- AIM OF THE EXERCISE: Pull every line holding the string "screenshot" from the records below.

- DATA SHOWN:
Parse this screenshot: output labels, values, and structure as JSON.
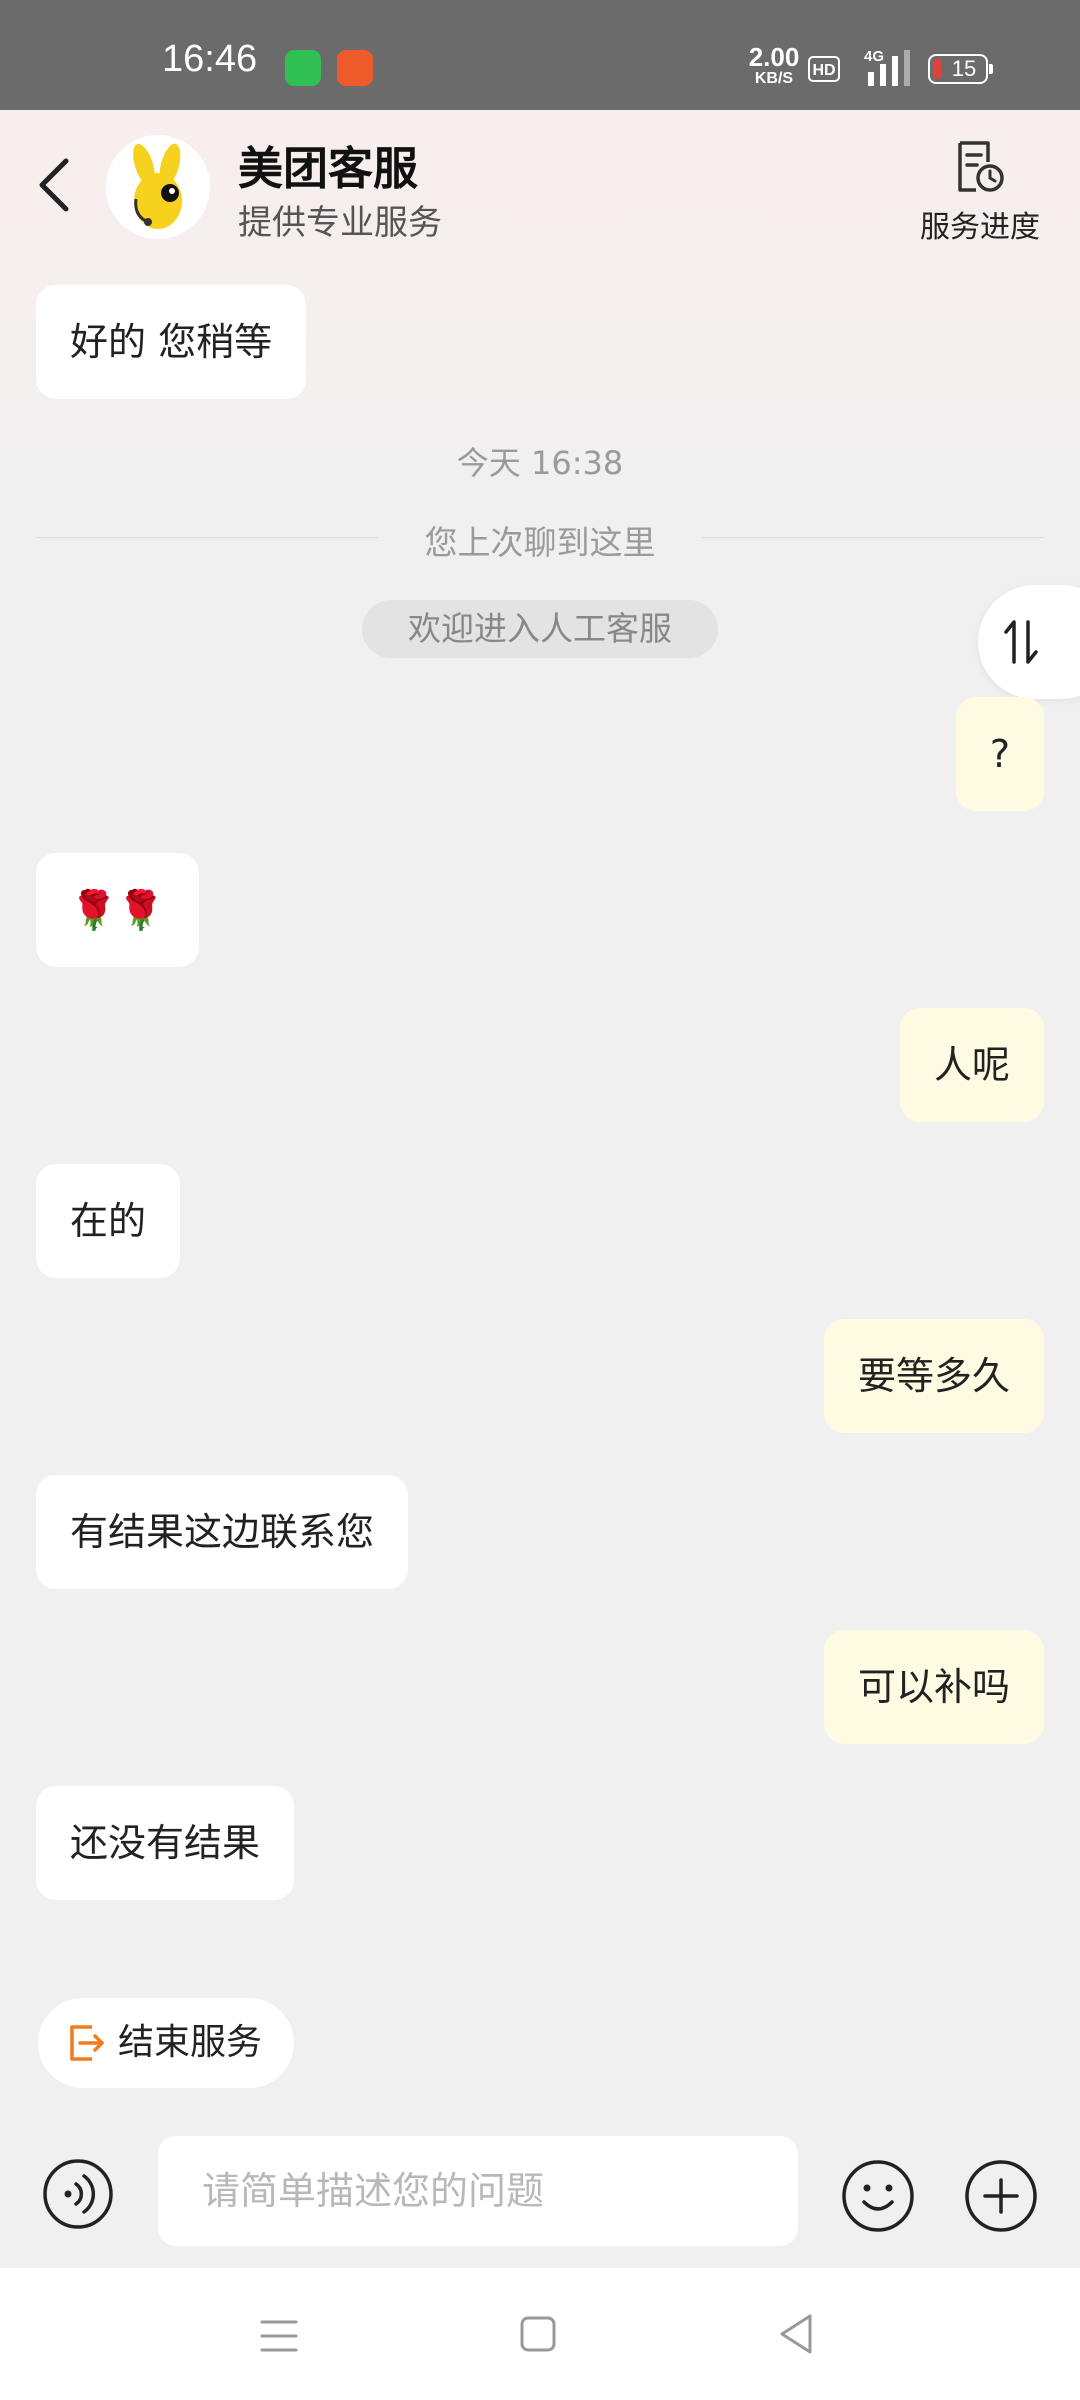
{
  "status_bar": {
    "time": "16:46",
    "net_speed_value": "2.00",
    "net_speed_unit": "KB/S",
    "hd_badge": "HD",
    "network_type": "4G",
    "battery_level": "15",
    "icons": [
      "wechat-app-icon",
      "taobao-app-icon",
      "hd-icon",
      "signal-icon",
      "battery-icon"
    ]
  },
  "header": {
    "title": "美团客服",
    "subtitle": "提供专业服务",
    "progress_label": "服务进度",
    "avatar": "meituan-kangaroo-avatar"
  },
  "chat": {
    "timestamp": "今天 16:38",
    "divider_text": "您上次聊到这里",
    "welcome_text": "欢迎进入人工客服",
    "messages": [
      {
        "side": "in",
        "text": "好的 您稍等"
      },
      {
        "side": "out",
        "text": "?"
      },
      {
        "side": "in",
        "text": "🌹🌹"
      },
      {
        "side": "out",
        "text": "人呢"
      },
      {
        "side": "in",
        "text": "在的"
      },
      {
        "side": "out",
        "text": "要等多久"
      },
      {
        "side": "in",
        "text": "有结果这边联系您"
      },
      {
        "side": "out",
        "text": "可以补吗"
      },
      {
        "side": "in",
        "text": "还没有结果"
      }
    ]
  },
  "bottom": {
    "end_service_label": "结束服务",
    "input_placeholder": "请简单描述您的问题"
  },
  "colors": {
    "outgoing_bubble": "#fefbe2",
    "incoming_bubble": "#ffffff",
    "background": "#f0f0f0",
    "accent_orange": "#f07c1e",
    "status_bar": "#6b6b6b"
  }
}
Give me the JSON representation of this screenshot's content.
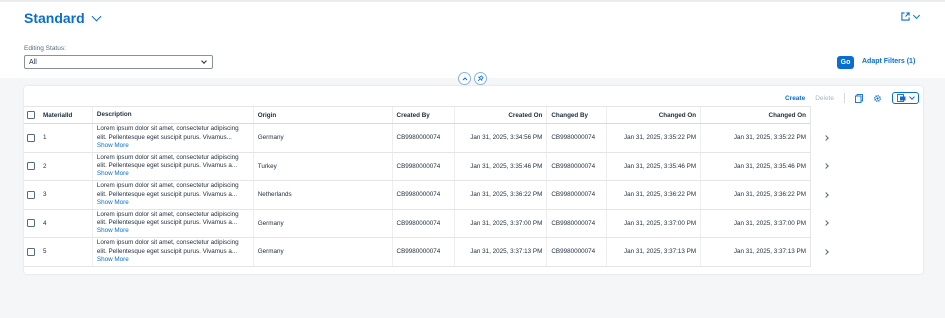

- WRITTEN REPLY:
Parse this screenshot: output labels, values, and structure as JSON.
Give me the JSON representation of this screenshot's content.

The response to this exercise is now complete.